Records for processing:
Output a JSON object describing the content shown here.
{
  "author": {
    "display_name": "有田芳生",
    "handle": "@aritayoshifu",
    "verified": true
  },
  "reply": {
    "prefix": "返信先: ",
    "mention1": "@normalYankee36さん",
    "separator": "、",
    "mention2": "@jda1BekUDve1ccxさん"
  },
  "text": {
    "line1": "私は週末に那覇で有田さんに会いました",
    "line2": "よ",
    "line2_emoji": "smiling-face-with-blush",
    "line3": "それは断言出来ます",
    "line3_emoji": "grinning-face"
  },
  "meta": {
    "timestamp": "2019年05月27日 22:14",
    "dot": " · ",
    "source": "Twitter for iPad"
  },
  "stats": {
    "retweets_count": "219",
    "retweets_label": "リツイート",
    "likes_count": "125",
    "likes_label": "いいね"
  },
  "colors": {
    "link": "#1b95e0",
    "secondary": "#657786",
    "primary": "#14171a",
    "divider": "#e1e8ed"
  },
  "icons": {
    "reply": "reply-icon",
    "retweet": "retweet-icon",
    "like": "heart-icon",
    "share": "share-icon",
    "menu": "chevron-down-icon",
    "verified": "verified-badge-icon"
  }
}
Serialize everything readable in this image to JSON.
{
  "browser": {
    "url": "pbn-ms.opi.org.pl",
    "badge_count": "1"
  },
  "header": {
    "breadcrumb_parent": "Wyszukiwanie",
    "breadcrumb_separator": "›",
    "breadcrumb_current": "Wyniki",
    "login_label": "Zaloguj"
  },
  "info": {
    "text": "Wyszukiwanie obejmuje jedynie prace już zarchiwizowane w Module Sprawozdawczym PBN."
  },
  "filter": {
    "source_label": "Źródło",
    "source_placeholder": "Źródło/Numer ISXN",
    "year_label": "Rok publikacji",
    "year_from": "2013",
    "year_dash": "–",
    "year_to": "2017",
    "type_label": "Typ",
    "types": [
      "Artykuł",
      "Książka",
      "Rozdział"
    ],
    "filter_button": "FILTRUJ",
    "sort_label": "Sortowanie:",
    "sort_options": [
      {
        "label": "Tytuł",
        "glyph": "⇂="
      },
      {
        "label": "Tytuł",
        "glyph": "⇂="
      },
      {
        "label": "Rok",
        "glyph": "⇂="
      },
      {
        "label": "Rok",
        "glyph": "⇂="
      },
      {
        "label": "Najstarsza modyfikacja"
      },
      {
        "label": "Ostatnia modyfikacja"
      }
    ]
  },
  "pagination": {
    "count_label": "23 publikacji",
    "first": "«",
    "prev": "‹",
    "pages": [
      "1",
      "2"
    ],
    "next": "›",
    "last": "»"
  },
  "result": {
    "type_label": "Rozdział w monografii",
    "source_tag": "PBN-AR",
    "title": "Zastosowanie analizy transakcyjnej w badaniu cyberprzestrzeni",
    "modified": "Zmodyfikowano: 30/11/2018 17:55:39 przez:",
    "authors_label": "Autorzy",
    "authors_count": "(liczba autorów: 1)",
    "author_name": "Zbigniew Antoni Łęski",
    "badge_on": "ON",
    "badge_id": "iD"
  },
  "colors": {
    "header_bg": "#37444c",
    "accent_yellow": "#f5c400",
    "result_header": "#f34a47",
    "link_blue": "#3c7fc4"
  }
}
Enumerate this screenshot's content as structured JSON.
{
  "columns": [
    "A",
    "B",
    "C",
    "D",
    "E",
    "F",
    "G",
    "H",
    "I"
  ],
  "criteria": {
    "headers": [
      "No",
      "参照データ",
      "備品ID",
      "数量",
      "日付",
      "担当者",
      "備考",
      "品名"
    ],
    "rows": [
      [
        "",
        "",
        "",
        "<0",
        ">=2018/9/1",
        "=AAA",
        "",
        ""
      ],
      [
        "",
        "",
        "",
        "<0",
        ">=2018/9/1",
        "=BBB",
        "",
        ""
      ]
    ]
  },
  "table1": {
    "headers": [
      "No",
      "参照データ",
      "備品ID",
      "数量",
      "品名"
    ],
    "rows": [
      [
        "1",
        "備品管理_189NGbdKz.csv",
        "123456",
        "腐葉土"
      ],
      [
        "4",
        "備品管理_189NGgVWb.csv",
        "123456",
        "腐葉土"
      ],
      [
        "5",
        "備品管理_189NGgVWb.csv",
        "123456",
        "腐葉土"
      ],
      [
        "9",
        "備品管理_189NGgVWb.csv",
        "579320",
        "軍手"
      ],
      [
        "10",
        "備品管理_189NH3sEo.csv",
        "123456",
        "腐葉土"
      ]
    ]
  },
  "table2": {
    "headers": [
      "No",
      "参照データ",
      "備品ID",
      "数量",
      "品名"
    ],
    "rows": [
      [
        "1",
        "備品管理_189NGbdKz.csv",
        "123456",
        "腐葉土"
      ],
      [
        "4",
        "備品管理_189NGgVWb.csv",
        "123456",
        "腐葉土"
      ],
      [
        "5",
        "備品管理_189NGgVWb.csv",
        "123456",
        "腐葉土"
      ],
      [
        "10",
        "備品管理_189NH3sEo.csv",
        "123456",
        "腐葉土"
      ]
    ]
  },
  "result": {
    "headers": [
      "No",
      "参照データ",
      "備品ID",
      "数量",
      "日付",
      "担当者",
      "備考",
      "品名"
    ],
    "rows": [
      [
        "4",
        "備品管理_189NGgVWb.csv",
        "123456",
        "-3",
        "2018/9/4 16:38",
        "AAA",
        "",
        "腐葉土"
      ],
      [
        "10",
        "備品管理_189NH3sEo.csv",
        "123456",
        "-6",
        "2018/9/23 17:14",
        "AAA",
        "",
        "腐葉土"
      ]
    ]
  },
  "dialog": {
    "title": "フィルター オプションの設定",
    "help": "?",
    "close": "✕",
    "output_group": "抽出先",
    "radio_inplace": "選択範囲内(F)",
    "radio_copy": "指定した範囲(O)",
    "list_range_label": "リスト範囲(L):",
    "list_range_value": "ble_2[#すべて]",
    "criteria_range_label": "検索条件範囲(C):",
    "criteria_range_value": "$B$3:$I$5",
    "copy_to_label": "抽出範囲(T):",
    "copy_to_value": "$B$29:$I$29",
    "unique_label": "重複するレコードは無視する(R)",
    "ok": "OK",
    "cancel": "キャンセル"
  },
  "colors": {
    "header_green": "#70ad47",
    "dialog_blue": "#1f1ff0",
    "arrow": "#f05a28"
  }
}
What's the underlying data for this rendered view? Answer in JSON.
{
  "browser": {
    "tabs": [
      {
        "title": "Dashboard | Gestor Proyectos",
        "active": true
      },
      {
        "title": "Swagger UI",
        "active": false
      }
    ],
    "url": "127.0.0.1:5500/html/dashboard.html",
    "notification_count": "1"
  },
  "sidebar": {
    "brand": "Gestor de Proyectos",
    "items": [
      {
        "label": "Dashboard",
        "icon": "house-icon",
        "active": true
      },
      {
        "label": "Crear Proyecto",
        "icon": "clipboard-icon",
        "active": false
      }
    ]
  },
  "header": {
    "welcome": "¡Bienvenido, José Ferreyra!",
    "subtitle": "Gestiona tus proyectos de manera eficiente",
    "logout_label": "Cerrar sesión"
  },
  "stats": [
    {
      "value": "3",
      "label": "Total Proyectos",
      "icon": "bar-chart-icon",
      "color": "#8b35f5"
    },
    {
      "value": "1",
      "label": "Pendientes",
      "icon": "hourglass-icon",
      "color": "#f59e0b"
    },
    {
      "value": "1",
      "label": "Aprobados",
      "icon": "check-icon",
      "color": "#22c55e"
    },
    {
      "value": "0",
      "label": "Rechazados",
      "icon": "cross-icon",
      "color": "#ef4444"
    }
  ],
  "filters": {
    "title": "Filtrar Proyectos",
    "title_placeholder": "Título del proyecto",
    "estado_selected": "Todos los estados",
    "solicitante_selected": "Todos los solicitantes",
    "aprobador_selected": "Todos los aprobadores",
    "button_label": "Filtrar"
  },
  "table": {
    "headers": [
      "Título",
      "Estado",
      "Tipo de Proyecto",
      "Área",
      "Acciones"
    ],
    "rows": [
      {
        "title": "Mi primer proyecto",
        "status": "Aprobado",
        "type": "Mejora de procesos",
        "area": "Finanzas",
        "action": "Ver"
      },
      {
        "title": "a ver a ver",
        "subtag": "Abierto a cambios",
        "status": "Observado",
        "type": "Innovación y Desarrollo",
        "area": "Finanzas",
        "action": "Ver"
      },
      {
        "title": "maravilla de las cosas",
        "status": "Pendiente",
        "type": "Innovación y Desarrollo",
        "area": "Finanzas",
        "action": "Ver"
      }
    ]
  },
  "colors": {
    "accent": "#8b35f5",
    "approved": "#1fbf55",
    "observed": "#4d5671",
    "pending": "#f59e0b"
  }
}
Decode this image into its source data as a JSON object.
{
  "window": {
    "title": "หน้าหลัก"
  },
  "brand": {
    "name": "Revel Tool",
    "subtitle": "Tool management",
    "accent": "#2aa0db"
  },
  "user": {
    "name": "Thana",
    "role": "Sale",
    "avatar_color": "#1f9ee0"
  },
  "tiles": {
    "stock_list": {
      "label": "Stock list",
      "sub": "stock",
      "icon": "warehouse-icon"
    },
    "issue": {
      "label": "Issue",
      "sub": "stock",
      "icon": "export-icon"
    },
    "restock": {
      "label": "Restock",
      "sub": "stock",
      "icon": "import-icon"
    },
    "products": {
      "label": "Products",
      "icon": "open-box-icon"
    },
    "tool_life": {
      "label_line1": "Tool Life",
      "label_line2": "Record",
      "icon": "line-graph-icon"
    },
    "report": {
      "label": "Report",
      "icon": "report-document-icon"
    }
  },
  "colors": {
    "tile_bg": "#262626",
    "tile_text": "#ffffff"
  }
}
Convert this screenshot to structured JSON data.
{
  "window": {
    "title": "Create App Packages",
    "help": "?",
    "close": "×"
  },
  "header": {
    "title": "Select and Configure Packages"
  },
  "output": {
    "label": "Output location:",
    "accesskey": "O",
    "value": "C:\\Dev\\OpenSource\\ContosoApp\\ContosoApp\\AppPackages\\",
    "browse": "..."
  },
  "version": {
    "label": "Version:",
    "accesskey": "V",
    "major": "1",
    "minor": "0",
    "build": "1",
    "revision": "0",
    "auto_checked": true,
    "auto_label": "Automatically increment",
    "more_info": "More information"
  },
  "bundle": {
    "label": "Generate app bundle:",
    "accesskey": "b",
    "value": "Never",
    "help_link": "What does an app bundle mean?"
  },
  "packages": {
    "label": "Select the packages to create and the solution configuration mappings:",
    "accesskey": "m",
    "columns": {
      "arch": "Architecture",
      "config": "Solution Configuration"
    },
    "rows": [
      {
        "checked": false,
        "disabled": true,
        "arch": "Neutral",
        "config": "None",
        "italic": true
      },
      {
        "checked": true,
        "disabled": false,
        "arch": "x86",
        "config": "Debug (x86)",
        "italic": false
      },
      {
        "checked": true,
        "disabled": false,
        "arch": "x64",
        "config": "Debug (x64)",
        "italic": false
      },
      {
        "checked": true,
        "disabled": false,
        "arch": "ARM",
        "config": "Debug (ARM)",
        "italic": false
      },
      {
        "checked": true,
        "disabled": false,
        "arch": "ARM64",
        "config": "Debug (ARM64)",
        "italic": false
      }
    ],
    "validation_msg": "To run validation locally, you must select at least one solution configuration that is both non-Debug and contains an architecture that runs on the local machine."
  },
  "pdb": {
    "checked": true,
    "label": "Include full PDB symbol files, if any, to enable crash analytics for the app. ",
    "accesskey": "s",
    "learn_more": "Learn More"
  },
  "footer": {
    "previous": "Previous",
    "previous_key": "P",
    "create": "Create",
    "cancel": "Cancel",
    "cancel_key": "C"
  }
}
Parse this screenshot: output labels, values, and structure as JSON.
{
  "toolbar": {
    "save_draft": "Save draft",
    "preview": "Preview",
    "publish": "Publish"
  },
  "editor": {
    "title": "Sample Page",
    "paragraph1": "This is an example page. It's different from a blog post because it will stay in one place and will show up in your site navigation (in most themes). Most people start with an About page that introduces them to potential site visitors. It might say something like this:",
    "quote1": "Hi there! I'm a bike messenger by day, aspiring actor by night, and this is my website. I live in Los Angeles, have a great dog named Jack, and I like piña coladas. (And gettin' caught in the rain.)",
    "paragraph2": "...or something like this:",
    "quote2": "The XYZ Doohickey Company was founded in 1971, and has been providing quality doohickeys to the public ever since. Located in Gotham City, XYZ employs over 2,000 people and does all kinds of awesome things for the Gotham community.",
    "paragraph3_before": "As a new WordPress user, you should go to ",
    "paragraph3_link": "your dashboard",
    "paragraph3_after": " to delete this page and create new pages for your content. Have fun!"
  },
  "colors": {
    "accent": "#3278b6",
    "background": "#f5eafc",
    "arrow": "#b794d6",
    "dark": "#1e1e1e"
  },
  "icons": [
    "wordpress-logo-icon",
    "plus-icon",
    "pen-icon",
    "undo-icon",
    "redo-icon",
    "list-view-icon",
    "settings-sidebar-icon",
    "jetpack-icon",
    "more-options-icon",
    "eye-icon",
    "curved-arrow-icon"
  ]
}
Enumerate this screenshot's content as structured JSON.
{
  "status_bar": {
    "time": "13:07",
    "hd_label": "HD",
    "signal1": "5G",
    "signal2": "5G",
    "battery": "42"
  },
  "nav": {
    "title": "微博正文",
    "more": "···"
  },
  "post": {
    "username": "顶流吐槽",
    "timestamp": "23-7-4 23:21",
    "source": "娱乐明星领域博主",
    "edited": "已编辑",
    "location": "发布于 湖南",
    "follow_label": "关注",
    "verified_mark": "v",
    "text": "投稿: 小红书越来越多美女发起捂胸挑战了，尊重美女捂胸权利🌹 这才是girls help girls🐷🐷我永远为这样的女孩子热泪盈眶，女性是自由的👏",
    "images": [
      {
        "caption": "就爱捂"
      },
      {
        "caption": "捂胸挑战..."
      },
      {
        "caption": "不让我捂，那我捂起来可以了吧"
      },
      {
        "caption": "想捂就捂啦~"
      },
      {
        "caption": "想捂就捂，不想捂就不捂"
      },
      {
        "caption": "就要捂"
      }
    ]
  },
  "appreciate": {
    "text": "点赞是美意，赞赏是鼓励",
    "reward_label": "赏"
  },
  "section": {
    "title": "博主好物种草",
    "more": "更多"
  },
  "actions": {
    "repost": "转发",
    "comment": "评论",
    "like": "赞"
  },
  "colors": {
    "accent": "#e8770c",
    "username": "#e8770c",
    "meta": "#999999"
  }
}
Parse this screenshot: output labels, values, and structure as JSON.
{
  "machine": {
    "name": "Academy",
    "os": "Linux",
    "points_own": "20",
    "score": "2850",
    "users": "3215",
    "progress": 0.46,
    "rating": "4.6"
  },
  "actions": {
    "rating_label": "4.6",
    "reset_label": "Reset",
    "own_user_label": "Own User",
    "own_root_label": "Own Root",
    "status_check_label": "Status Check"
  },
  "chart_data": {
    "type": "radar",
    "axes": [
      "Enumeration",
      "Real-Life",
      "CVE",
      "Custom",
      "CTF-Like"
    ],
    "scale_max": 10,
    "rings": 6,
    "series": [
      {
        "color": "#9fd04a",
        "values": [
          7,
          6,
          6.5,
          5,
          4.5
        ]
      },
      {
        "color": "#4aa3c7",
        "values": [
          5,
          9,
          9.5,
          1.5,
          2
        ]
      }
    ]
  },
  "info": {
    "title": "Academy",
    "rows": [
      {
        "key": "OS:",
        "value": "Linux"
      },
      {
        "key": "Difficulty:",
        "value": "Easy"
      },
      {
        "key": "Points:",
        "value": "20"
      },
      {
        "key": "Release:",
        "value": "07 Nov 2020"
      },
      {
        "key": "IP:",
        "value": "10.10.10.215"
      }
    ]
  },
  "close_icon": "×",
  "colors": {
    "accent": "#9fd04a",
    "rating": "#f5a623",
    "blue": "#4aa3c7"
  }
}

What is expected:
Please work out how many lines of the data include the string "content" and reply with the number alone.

The completed task:
4